» **Exercise**
Show every line of the material that follows in which the word "apps" occurs.

== Exercise material

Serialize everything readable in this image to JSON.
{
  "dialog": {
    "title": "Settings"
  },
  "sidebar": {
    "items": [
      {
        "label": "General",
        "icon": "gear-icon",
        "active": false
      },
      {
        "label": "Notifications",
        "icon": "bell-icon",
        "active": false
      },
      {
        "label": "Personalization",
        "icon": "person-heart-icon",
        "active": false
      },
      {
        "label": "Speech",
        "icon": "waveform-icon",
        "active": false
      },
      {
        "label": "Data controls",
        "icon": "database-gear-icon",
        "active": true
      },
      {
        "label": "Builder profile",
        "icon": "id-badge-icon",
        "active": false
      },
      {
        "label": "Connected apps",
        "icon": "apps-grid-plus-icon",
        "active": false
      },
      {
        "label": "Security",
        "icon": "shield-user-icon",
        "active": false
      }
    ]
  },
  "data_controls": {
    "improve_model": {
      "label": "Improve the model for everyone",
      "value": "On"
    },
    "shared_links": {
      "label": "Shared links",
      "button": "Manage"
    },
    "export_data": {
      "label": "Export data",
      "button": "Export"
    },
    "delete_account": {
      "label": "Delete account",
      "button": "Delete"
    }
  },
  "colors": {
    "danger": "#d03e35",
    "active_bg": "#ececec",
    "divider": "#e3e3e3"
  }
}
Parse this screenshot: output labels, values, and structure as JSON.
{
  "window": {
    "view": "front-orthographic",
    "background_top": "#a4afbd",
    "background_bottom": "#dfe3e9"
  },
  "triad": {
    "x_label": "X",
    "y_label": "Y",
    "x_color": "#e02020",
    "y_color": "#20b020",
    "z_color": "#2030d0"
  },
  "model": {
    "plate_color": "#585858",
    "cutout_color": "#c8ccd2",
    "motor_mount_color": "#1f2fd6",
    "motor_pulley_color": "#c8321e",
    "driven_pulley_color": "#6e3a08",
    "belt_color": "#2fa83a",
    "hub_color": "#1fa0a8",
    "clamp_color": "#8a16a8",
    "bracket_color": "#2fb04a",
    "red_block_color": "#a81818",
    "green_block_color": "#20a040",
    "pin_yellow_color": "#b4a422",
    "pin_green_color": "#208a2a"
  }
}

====

» **Solution for this exercise**
        "label": "Connected apps",
        "icon": "apps-grid-plus-icon",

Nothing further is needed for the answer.